Sure, you get more familiar with the city and country, but you never really go on autopilot as if you were back home.  In my opinion, there are 3 pieces to this that really impacted my time in China.

New Challenges

I get challenged every single day and as a result I’m constantly planning ahead or solving issues on the spot.

These types of things seem minor, but it’s these challenges that have really caused me to flex my brain on things that would come easy in the states.  As a result, I constantly find myself planning ahead, anticipating problems, and doing more research for stuff in both my personal and professional lives.

A man moving to China stands in front of a mountain overlooking a valley.

New People

The old adage goes that you are a product of the people with whom you spend the most time.  Guess what?  If your close friends back home are all doing similar things, then it’s going to be very difficult for you to go against the grain.

China has allowed me to get to know a lot of incredible people, many of whom have inspired me by how they live their lives or run their businesses.

It’s important to note that inspirational people are everywhere and China is not unique in that regard, but living abroad allows you to meet and interact with interesting people much easier than at home.  Expats and perpetual travelers are already a unique bunch and regularly seeing and interacting with people from all over the world has led to some amazing friendships and learning opportunities.

New Experiences

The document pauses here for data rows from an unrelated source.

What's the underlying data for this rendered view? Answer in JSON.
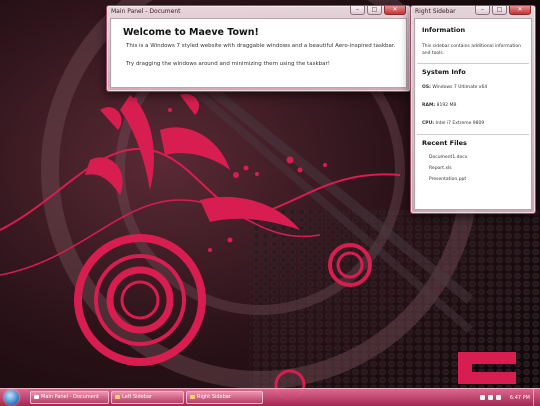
{
  "main_panel": {
    "title": "Main Panel - Document",
    "heading": "Welcome to Maeve Town!",
    "paragraph1": "This is a Windows 7 styled website with draggable windows and a beautiful Aero-inspired taskbar.",
    "paragraph2": "Try dragging the windows around and minimizing them using the taskbar!"
  },
  "right_sidebar": {
    "title": "Right Sidebar",
    "information_heading": "Information",
    "information_text": "This sidebar contains additional information and tools.",
    "system_heading": "System Info",
    "os_label": "OS:",
    "os_value": "Windows 7 Ultimate x64",
    "ram_label": "RAM:",
    "ram_value": "8192 MB",
    "cpu_label": "CPU:",
    "cpu_value": "Intel i7 Extreme 9809",
    "files_heading": "Recent Files",
    "files": [
      "Document1.docx",
      "Report.xls",
      "Presentation.ppt"
    ]
  },
  "window_controls": {
    "minimize": "–",
    "maximize": "□",
    "close": "✕"
  },
  "taskbar": {
    "items": [
      {
        "label": "Main Panel - Document",
        "icon": "document-icon"
      },
      {
        "label": "Left Sidebar",
        "icon": "folder-icon"
      },
      {
        "label": "Right Sidebar",
        "icon": "folder-icon"
      }
    ],
    "clock": "6:47 PM"
  },
  "colors": {
    "accent": "#c2245a",
    "taskbar_top": "#e66e96",
    "taskbar_bottom": "#aa2855",
    "wallpaper_red": "#d81e50"
  }
}
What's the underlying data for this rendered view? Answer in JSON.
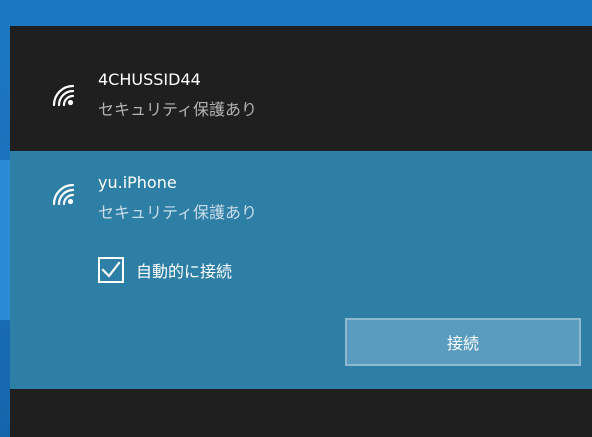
{
  "networks": [
    {
      "name": "4CHUSSID44",
      "status": "セキュリティ保護あり",
      "icon": "wifi-signal-icon"
    },
    {
      "name": "yu.iPhone",
      "status": "セキュリティ保護あり",
      "icon": "wifi-signal-icon",
      "selected": true,
      "auto_connect": {
        "label": "自動的に接続",
        "checked": true
      },
      "connect_label": "接続"
    }
  ],
  "colors": {
    "flyout_bg": "#1f1f1f",
    "selected_bg": "#2e7fa6",
    "button_bg": "#5a9cbf",
    "button_border": "#8fb9cf",
    "desktop_blue": "#1a78c2"
  }
}
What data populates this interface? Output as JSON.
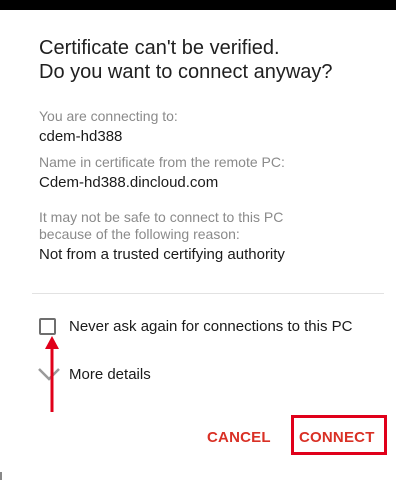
{
  "dialog": {
    "title": "Certificate can't be verified.\nDo you want to connect anyway?",
    "connecting_label": "You are connecting to:",
    "connecting_value": "cdem-hd388",
    "cert_name_label": "Name in certificate from the remote PC:",
    "cert_name_value": "Cdem-hd388.dincloud.com",
    "reason_label": "It may not be safe to connect to this PC\nbecause of the following reason:",
    "reason_value": "Not from a trusted certifying authority",
    "never_ask": {
      "label": "Never ask again for connections to this PC",
      "checked": false
    },
    "more_details_label": "More details",
    "buttons": {
      "cancel": "CANCEL",
      "connect": "CONNECT"
    }
  },
  "icons": {
    "chevron": "chevron-down-icon",
    "annotation": "red-arrow-annotation"
  },
  "colors": {
    "accent": "#d93025",
    "annotation": "#e0001a",
    "label_gray": "#8a8a8a",
    "text": "#1a1a1a"
  }
}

There really is no substitute for new experiences and I’ve never felt more encouraged to try new things than during my time abroad.  I’ve seen people that might have the same daily routine back home try things like painting in a Japanese garden, or learning to cook local dishes just for the experience.

I’ve been fortunate enough to partake in things like traditional tea ceremonies and dinner with 3 generations of a Chinese family – at the worst these types of things teach you something, at the best they influence your world view.

Jump and a Net Will Appear

My point in writing this is not to say that you cannot be creative, successful, or motivated without traveling – only that going back abroad was the epitome of ‘right place right time’ for me.  It was a risk that paid off and I feel fulfilled every day because of it.

Eat at a new restaurant, get off at a different metro stop and walk to work, attend a random Meetup – the event itself is not important, it’s the act of doing something new that can help provide some fresh ideas and reset your mindset.

Have you, like Quincy, moved abroad only to discover a new realm of creative possibility? Perhaps you work in a job that allows you to fulfil your travel dreams? We want to hear about it. Head here to become a community contributor for six-two.